Period. End of Sentence. is an Oscar-winning film directed by Rayka Zehtabchi about empowering young women in India to take control of their own bodies, shed the stigma around menstruation, and create and provide access to basic sanitary products. “For me, filmmaking, the purpose of it really is to take down walls and to educate people,” says Zehtabchi. “But to do it not by feeding people medicine, but by sharing character and art with audiences.” Click here to watch her in Beautiful People.
Stories about women in leadership—through elected positions, community organizing, activism, and more:
“Trans Women of Color Were and Are Leaders in the Fight for Human Rights.” Click here to read.
“The First, But Not the Last: Deja Foxx On the Importance of Kamala Harris’s VP Inauguration.” Click here to read.
Deja Foxx is a 20-year-old activist, strategist, influencer, and self-declared future President of the United States. She is the founder of GenZ Girl Gang, a digital community for young womxn and femmes who work to uplift one another and who know they can get further by doing so. She was also, at 19, the youngest staffer on then-Presidential candidate Kamala Harris’s campaign, working from Harris’s headquarters as the Influencer and Surrogate Strategist. Click here to watch her in Beautiful People.

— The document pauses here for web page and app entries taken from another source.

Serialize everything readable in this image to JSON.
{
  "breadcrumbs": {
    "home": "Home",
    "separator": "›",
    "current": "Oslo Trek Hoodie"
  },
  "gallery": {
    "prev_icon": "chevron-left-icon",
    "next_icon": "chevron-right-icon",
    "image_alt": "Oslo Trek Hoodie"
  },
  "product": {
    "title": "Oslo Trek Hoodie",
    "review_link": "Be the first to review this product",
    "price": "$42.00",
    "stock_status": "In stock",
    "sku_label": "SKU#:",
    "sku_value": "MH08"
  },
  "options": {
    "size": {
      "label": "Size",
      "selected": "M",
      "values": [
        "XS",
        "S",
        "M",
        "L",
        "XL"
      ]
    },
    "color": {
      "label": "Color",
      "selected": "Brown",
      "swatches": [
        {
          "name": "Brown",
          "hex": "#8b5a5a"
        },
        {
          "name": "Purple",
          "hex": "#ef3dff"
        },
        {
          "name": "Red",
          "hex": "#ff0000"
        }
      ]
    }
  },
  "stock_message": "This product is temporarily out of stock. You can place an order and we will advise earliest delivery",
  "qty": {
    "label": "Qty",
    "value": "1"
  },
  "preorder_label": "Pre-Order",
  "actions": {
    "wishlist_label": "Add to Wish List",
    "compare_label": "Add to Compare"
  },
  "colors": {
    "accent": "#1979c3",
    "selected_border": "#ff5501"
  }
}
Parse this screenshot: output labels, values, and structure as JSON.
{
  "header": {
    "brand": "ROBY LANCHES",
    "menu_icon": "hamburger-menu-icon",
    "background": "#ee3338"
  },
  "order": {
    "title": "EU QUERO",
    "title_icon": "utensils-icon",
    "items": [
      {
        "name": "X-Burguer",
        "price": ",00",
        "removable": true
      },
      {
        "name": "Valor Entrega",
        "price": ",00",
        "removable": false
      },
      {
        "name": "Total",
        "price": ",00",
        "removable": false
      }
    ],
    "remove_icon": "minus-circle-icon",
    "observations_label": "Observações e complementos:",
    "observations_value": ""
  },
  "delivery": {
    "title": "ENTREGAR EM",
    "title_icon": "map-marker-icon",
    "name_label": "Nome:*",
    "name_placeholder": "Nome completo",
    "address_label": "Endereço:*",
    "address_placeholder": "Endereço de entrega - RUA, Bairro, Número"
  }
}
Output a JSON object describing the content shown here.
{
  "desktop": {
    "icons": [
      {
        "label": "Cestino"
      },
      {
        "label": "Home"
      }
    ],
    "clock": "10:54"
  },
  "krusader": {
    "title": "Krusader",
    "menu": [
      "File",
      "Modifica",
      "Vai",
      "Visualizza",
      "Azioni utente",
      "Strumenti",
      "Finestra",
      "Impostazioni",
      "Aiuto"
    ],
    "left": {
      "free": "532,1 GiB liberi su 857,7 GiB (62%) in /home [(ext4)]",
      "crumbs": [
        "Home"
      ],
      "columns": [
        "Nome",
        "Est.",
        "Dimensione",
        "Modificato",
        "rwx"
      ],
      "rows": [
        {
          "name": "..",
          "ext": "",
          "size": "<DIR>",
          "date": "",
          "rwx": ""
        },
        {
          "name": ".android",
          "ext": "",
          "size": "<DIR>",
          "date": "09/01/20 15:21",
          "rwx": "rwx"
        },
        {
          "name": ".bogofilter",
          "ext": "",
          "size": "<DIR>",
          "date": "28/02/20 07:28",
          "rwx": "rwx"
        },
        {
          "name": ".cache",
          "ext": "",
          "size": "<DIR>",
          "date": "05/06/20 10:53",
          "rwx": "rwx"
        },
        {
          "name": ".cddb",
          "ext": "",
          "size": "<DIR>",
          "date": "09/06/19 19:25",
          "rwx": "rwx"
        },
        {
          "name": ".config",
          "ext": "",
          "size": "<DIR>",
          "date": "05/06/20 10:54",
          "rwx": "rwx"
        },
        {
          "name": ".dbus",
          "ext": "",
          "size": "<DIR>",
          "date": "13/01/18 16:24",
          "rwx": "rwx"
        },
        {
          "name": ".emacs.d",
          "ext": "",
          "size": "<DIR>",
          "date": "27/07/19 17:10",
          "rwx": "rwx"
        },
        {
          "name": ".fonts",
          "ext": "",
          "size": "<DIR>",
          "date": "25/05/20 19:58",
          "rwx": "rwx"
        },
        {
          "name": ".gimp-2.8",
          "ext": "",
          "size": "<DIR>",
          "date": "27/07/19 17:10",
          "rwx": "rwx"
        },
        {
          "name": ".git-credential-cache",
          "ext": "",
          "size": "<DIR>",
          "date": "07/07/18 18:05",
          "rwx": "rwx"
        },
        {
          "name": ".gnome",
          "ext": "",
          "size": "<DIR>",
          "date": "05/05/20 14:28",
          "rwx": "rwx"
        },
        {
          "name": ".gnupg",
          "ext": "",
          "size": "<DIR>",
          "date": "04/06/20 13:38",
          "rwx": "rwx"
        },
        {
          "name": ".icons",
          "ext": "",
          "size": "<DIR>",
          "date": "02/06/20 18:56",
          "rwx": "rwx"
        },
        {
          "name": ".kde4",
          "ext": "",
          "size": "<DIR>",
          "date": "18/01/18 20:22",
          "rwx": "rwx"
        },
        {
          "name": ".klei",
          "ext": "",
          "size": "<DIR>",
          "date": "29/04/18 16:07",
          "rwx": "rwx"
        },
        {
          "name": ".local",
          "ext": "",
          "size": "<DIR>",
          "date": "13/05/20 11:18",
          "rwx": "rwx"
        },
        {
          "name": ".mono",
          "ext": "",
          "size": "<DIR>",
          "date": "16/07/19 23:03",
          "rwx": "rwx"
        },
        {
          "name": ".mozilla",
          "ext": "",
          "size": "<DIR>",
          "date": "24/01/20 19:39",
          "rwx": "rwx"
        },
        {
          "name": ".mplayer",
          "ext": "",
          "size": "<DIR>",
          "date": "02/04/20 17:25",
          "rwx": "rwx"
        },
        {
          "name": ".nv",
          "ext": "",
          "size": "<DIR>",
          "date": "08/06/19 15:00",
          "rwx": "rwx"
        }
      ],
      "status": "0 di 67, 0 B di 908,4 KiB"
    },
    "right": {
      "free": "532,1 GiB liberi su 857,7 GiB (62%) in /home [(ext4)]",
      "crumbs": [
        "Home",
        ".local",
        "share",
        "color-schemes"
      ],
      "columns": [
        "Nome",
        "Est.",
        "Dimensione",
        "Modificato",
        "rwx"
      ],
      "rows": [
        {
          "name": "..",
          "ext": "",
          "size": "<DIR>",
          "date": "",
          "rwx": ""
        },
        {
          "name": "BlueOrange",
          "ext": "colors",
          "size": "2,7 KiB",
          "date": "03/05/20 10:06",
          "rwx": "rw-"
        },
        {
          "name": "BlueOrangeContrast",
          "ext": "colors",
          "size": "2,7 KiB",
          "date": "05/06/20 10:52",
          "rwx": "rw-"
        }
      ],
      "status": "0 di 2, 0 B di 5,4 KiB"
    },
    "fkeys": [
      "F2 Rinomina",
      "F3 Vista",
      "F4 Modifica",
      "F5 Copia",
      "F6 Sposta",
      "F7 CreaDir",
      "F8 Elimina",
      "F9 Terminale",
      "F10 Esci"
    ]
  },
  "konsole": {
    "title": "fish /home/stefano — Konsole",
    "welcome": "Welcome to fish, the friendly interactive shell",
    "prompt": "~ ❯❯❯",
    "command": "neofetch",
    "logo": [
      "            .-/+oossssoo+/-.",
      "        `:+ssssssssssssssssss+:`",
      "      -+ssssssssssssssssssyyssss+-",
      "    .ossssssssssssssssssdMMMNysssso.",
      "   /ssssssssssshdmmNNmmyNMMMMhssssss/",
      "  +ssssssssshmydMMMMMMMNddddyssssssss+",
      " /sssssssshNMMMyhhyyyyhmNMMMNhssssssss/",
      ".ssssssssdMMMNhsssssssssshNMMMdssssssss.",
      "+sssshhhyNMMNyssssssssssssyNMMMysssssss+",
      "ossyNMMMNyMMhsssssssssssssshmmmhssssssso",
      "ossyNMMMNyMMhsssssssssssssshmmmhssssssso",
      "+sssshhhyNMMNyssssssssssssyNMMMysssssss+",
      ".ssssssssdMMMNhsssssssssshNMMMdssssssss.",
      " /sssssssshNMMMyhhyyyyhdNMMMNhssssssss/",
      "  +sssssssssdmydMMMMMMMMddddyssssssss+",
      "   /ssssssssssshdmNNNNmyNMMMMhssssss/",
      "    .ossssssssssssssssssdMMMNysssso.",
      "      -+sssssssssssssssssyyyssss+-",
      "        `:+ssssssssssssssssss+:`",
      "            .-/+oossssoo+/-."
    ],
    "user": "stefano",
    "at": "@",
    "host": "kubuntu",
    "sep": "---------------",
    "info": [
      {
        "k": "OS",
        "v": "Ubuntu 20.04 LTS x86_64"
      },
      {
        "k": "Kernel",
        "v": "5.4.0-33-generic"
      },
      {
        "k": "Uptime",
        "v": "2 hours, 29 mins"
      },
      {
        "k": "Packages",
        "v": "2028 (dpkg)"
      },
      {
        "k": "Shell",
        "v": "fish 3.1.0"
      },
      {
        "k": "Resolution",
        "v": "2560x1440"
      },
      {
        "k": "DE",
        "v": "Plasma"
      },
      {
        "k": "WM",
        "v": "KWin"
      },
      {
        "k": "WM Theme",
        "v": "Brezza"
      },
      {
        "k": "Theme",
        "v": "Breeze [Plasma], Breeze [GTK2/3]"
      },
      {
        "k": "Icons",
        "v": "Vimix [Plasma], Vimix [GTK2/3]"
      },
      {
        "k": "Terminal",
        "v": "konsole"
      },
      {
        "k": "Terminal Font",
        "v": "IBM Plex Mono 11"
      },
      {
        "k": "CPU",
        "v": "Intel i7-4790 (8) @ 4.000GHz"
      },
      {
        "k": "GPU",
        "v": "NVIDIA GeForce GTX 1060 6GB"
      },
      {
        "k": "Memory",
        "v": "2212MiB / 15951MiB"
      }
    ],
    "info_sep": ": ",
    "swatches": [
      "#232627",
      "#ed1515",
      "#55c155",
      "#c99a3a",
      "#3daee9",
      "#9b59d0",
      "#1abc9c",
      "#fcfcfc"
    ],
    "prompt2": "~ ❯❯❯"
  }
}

We love to share resources, and we’d love your recommendations, too. Check out this Women’s Empowerment Guide, and email us with your suggestions.
And lastly, everything we do at Youth To The People is possible because of the women who founded the family-owned companies before us. Read about them here.